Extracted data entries

***

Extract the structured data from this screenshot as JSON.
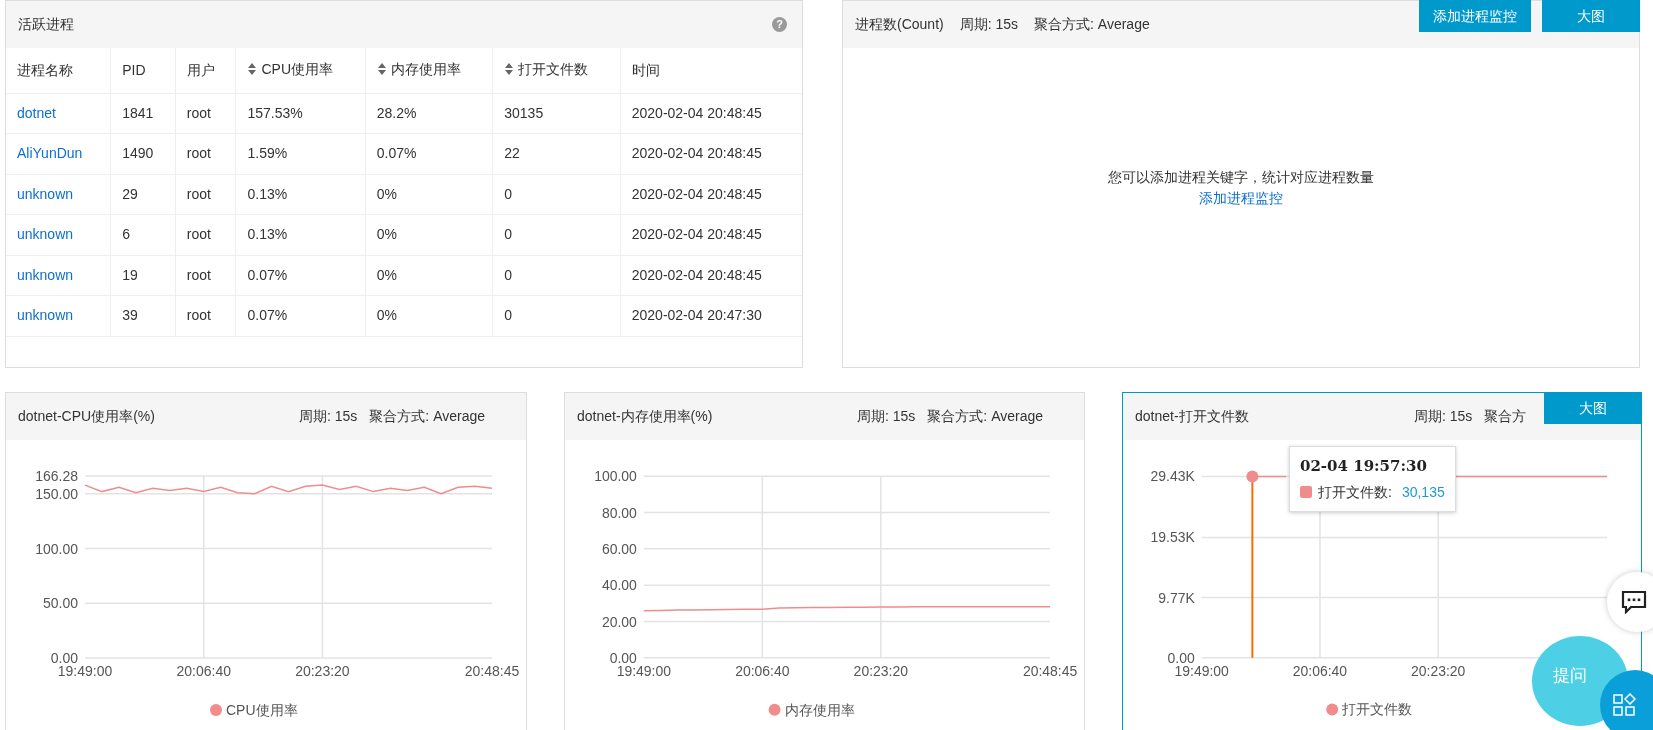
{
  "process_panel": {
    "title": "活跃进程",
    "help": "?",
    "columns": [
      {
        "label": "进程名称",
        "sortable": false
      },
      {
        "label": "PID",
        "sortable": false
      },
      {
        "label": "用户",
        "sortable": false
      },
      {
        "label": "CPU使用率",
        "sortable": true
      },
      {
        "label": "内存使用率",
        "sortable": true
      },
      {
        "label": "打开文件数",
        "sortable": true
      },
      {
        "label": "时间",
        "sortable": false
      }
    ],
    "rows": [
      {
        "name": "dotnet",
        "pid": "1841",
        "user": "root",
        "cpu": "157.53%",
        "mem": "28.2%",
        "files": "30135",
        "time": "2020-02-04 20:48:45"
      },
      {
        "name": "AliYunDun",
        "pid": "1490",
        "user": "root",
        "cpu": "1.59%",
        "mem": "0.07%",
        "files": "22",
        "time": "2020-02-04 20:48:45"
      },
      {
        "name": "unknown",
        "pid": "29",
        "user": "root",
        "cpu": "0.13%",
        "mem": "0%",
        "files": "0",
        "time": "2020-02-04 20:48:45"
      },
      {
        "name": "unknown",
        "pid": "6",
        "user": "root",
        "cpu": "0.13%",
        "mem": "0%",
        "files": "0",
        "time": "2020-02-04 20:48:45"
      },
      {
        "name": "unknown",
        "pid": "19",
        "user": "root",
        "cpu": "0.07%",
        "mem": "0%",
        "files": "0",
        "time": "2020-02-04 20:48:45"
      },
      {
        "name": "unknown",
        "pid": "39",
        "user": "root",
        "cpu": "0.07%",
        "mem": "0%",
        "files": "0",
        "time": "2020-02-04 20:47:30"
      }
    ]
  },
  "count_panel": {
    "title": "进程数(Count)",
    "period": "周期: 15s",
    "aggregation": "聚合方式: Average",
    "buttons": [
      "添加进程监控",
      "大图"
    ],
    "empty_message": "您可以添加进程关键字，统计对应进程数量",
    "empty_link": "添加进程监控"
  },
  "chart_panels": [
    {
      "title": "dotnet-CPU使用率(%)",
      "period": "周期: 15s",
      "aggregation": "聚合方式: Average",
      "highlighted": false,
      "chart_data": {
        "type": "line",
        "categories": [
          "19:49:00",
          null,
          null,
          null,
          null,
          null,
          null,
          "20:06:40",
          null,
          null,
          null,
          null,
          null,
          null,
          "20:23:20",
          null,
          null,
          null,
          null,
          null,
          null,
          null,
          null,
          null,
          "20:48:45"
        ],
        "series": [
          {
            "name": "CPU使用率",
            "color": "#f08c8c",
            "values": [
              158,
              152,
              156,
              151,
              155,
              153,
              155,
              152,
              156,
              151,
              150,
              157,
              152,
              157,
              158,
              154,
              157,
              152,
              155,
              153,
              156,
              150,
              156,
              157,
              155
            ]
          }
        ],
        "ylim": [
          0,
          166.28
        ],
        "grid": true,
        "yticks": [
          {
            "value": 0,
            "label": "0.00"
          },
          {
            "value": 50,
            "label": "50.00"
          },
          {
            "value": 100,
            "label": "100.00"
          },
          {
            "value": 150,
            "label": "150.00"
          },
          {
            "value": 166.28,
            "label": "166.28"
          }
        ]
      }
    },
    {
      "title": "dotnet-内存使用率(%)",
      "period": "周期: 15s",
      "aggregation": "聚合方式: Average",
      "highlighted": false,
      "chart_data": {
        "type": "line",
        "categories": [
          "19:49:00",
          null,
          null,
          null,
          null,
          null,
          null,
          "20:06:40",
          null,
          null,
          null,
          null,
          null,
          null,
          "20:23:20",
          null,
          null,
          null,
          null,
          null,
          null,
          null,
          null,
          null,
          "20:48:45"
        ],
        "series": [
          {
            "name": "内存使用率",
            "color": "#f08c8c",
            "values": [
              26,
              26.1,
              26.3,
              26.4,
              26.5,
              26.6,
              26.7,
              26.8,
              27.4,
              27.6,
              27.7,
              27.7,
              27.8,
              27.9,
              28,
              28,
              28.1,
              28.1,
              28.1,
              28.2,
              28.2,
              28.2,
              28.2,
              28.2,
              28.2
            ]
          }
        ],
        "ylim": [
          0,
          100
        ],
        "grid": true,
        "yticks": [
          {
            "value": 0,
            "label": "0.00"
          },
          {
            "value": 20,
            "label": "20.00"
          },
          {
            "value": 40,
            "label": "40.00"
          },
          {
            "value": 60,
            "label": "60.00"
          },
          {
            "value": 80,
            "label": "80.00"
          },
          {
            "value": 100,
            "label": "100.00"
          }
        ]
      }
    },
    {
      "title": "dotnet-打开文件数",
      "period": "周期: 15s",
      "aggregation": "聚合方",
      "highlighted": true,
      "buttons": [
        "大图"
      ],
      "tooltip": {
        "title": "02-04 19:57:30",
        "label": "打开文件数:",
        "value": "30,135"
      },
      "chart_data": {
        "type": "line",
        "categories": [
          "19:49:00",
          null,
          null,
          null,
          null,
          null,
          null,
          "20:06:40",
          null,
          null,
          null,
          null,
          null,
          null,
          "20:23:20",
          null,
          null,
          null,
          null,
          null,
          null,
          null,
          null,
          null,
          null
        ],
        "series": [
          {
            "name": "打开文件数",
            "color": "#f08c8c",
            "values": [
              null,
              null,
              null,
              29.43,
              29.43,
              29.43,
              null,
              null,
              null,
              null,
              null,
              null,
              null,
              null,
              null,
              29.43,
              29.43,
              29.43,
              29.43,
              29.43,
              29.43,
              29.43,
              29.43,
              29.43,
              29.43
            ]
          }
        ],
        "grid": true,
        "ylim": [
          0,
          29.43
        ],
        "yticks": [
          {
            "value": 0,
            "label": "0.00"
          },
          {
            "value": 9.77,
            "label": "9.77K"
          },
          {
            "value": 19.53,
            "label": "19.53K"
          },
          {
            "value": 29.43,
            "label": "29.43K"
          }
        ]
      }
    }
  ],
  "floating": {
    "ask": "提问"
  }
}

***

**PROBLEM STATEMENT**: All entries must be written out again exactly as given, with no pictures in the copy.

**SOLUTION BELOW**:
Extract the structured data from this screenshot as JSON.
{
  "process_panel": {
    "title": "活跃进程",
    "help": "?",
    "columns": [
      {
        "label": "进程名称",
        "sortable": false
      },
      {
        "label": "PID",
        "sortable": false
      },
      {
        "label": "用户",
        "sortable": false
      },
      {
        "label": "CPU使用率",
        "sortable": true
      },
      {
        "label": "内存使用率",
        "sortable": true
      },
      {
        "label": "打开文件数",
        "sortable": true
      },
      {
        "label": "时间",
        "sortable": false
      }
    ],
    "rows": [
      {
        "name": "dotnet",
        "pid": "1841",
        "user": "root",
        "cpu": "157.53%",
        "mem": "28.2%",
        "files": "30135",
        "time": "2020-02-04 20:48:45"
      },
      {
        "name": "AliYunDun",
        "pid": "1490",
        "user": "root",
        "cpu": "1.59%",
        "mem": "0.07%",
        "files": "22",
        "time": "2020-02-04 20:48:45"
      },
      {
        "name": "unknown",
        "pid": "29",
        "user": "root",
        "cpu": "0.13%",
        "mem": "0%",
        "files": "0",
        "time": "2020-02-04 20:48:45"
      },
      {
        "name": "unknown",
        "pid": "6",
        "user": "root",
        "cpu": "0.13%",
        "mem": "0%",
        "files": "0",
        "time": "2020-02-04 20:48:45"
      },
      {
        "name": "unknown",
        "pid": "19",
        "user": "root",
        "cpu": "0.07%",
        "mem": "0%",
        "files": "0",
        "time": "2020-02-04 20:48:45"
      },
      {
        "name": "unknown",
        "pid": "39",
        "user": "root",
        "cpu": "0.07%",
        "mem": "0%",
        "files": "0",
        "time": "2020-02-04 20:47:30"
      }
    ]
  },
  "count_panel": {
    "title": "进程数(Count)",
    "period": "周期: 15s",
    "aggregation": "聚合方式: Average",
    "buttons": [
      "添加进程监控",
      "大图"
    ],
    "empty_message": "您可以添加进程关键字，统计对应进程数量",
    "empty_link": "添加进程监控"
  },
  "chart_panels": [
    {
      "title": "dotnet-CPU使用率(%)",
      "period": "周期: 15s",
      "aggregation": "聚合方式: Average",
      "highlighted": false,
      "chart_data": {
        "type": "line",
        "categories": [
          "19:49:00",
          null,
          null,
          null,
          null,
          null,
          null,
          "20:06:40",
          null,
          null,
          null,
          null,
          null,
          null,
          "20:23:20",
          null,
          null,
          null,
          null,
          null,
          null,
          null,
          null,
          null,
          "20:48:45"
        ],
        "series": [
          {
            "name": "CPU使用率",
            "color": "#f08c8c",
            "values": [
              158,
              152,
              156,
              151,
              155,
              153,
              155,
              152,
              156,
              151,
              150,
              157,
              152,
              157,
              158,
              154,
              157,
              152,
              155,
              153,
              156,
              150,
              156,
              157,
              155
            ]
          }
        ],
        "ylim": [
          0,
          166.28
        ],
        "grid": true,
        "yticks": [
          {
            "value": 0,
            "label": "0.00"
          },
          {
            "value": 50,
            "label": "50.00"
          },
          {
            "value": 100,
            "label": "100.00"
          },
          {
            "value": 150,
            "label": "150.00"
          },
          {
            "value": 166.28,
            "label": "166.28"
          }
        ]
      }
    },
    {
      "title": "dotnet-内存使用率(%)",
      "period": "周期: 15s",
      "aggregation": "聚合方式: Average",
      "highlighted": false,
      "chart_data": {
        "type": "line",
        "categories": [
          "19:49:00",
          null,
          null,
          null,
          null,
          null,
          null,
          "20:06:40",
          null,
          null,
          null,
          null,
          null,
          null,
          "20:23:20",
          null,
          null,
          null,
          null,
          null,
          null,
          null,
          null,
          null,
          "20:48:45"
        ],
        "series": [
          {
            "name": "内存使用率",
            "color": "#f08c8c",
            "values": [
              26,
              26.1,
              26.3,
              26.4,
              26.5,
              26.6,
              26.7,
              26.8,
              27.4,
              27.6,
              27.7,
              27.7,
              27.8,
              27.9,
              28,
              28,
              28.1,
              28.1,
              28.1,
              28.2,
              28.2,
              28.2,
              28.2,
              28.2,
              28.2
            ]
          }
        ],
        "ylim": [
          0,
          100
        ],
        "grid": true,
        "yticks": [
          {
            "value": 0,
            "label": "0.00"
          },
          {
            "value": 20,
            "label": "20.00"
          },
          {
            "value": 40,
            "label": "40.00"
          },
          {
            "value": 60,
            "label": "60.00"
          },
          {
            "value": 80,
            "label": "80.00"
          },
          {
            "value": 100,
            "label": "100.00"
          }
        ]
      }
    },
    {
      "title": "dotnet-打开文件数",
      "period": "周期: 15s",
      "aggregation": "聚合方",
      "highlighted": true,
      "buttons": [
        "大图"
      ],
      "tooltip": {
        "title": "02-04 19:57:30",
        "label": "打开文件数:",
        "value": "30,135"
      },
      "chart_data": {
        "type": "line",
        "categories": [
          "19:49:00",
          null,
          null,
          null,
          null,
          null,
          null,
          "20:06:40",
          null,
          null,
          null,
          null,
          null,
          null,
          "20:23:20",
          null,
          null,
          null,
          null,
          null,
          null,
          null,
          null,
          null,
          null
        ],
        "series": [
          {
            "name": "打开文件数",
            "color": "#f08c8c",
            "values": [
              null,
              null,
              null,
              29.43,
              29.43,
              29.43,
              null,
              null,
              null,
              null,
              null,
              null,
              null,
              null,
              null,
              29.43,
              29.43,
              29.43,
              29.43,
              29.43,
              29.43,
              29.43,
              29.43,
              29.43,
              29.43
            ]
          }
        ],
        "grid": true,
        "ylim": [
          0,
          29.43
        ],
        "yticks": [
          {
            "value": 0,
            "label": "0.00"
          },
          {
            "value": 9.77,
            "label": "9.77K"
          },
          {
            "value": 19.53,
            "label": "19.53K"
          },
          {
            "value": 29.43,
            "label": "29.43K"
          }
        ]
      }
    }
  ],
  "floating": {
    "ask": "提问"
  }
}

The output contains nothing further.